ASSIGNMENT
Below are the records; restate all of them word for word.

Items from an interface collection
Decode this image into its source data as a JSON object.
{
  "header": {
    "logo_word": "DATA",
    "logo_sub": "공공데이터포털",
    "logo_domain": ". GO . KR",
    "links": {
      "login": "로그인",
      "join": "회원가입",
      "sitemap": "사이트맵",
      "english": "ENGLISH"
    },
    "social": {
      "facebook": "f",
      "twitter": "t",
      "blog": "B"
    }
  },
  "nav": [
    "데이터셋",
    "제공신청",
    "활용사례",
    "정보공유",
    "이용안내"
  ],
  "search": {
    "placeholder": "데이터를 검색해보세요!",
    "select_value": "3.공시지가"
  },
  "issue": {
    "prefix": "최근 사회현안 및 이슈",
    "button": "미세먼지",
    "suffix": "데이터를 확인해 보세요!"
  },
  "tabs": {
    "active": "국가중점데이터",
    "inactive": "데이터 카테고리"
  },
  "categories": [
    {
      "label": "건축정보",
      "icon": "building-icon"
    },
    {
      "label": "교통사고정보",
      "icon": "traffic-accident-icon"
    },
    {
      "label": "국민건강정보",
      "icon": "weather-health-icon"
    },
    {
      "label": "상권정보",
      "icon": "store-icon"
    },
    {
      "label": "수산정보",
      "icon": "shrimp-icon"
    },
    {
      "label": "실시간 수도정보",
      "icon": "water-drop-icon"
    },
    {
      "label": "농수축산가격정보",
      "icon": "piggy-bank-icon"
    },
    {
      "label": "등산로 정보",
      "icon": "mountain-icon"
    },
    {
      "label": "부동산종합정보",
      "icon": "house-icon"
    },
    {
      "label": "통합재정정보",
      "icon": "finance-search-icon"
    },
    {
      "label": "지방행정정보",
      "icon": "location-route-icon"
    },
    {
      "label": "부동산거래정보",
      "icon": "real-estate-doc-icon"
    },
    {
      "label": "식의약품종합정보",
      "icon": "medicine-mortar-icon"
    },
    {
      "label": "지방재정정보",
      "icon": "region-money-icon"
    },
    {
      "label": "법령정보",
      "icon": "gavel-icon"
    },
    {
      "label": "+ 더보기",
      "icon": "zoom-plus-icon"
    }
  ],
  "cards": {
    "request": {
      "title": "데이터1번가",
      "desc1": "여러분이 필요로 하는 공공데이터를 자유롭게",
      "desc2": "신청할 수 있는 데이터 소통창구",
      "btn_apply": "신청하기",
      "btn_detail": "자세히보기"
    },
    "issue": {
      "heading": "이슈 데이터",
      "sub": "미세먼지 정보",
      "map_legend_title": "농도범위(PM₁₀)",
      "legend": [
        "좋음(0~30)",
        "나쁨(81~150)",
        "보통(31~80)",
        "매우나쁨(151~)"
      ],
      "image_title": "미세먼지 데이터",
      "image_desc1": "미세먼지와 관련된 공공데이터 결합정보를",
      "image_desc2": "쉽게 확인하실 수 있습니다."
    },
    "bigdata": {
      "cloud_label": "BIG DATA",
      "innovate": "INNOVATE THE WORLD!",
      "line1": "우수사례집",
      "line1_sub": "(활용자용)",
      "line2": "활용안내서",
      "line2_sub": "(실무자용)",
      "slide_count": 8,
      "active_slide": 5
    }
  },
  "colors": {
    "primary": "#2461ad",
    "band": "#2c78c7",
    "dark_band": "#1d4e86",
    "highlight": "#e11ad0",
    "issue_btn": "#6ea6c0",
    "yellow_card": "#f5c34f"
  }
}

SOLUTION TO THE EXERCISE
Decode this image into its source data as a JSON object.
{
  "header": {
    "logo_word": "DATA",
    "logo_sub": "공공데이터포털",
    "logo_domain": ". GO . KR",
    "links": {
      "login": "로그인",
      "join": "회원가입",
      "sitemap": "사이트맵",
      "english": "ENGLISH"
    },
    "social": {
      "facebook": "f",
      "twitter": "t",
      "blog": "B"
    }
  },
  "nav": [
    "데이터셋",
    "제공신청",
    "활용사례",
    "정보공유",
    "이용안내"
  ],
  "search": {
    "placeholder": "데이터를 검색해보세요!",
    "select_value": "3.공시지가"
  },
  "issue": {
    "prefix": "최근 사회현안 및 이슈",
    "button": "미세먼지",
    "suffix": "데이터를 확인해 보세요!"
  },
  "tabs": {
    "active": "국가중점데이터",
    "inactive": "데이터 카테고리"
  },
  "categories": [
    {
      "label": "건축정보",
      "icon": "building-icon"
    },
    {
      "label": "교통사고정보",
      "icon": "traffic-accident-icon"
    },
    {
      "label": "국민건강정보",
      "icon": "weather-health-icon"
    },
    {
      "label": "상권정보",
      "icon": "store-icon"
    },
    {
      "label": "수산정보",
      "icon": "shrimp-icon"
    },
    {
      "label": "실시간 수도정보",
      "icon": "water-drop-icon"
    },
    {
      "label": "농수축산가격정보",
      "icon": "piggy-bank-icon"
    },
    {
      "label": "등산로 정보",
      "icon": "mountain-icon"
    },
    {
      "label": "부동산종합정보",
      "icon": "house-icon"
    },
    {
      "label": "통합재정정보",
      "icon": "finance-search-icon"
    },
    {
      "label": "지방행정정보",
      "icon": "location-route-icon"
    },
    {
      "label": "부동산거래정보",
      "icon": "real-estate-doc-icon"
    },
    {
      "label": "식의약품종합정보",
      "icon": "medicine-mortar-icon"
    },
    {
      "label": "지방재정정보",
      "icon": "region-money-icon"
    },
    {
      "label": "법령정보",
      "icon": "gavel-icon"
    },
    {
      "label": "+ 더보기",
      "icon": "zoom-plus-icon"
    }
  ],
  "cards": {
    "request": {
      "title": "데이터1번가",
      "desc1": "여러분이 필요로 하는 공공데이터를 자유롭게",
      "desc2": "신청할 수 있는 데이터 소통창구",
      "btn_apply": "신청하기",
      "btn_detail": "자세히보기"
    },
    "issue": {
      "heading": "이슈 데이터",
      "sub": "미세먼지 정보",
      "map_legend_title": "농도범위(PM₁₀)",
      "legend": [
        "좋음(0~30)",
        "나쁨(81~150)",
        "보통(31~80)",
        "매우나쁨(151~)"
      ],
      "image_title": "미세먼지 데이터",
      "image_desc1": "미세먼지와 관련된 공공데이터 결합정보를",
      "image_desc2": "쉽게 확인하실 수 있습니다."
    },
    "bigdata": {
      "cloud_label": "BIG DATA",
      "innovate": "INNOVATE THE WORLD!",
      "line1": "우수사례집",
      "line1_sub": "(활용자용)",
      "line2": "활용안내서",
      "line2_sub": "(실무자용)",
      "slide_count": 8,
      "active_slide": 5
    }
  },
  "colors": {
    "primary": "#2461ad",
    "band": "#2c78c7",
    "dark_band": "#1d4e86",
    "highlight": "#e11ad0",
    "issue_btn": "#6ea6c0",
    "yellow_card": "#f5c34f"
  }
}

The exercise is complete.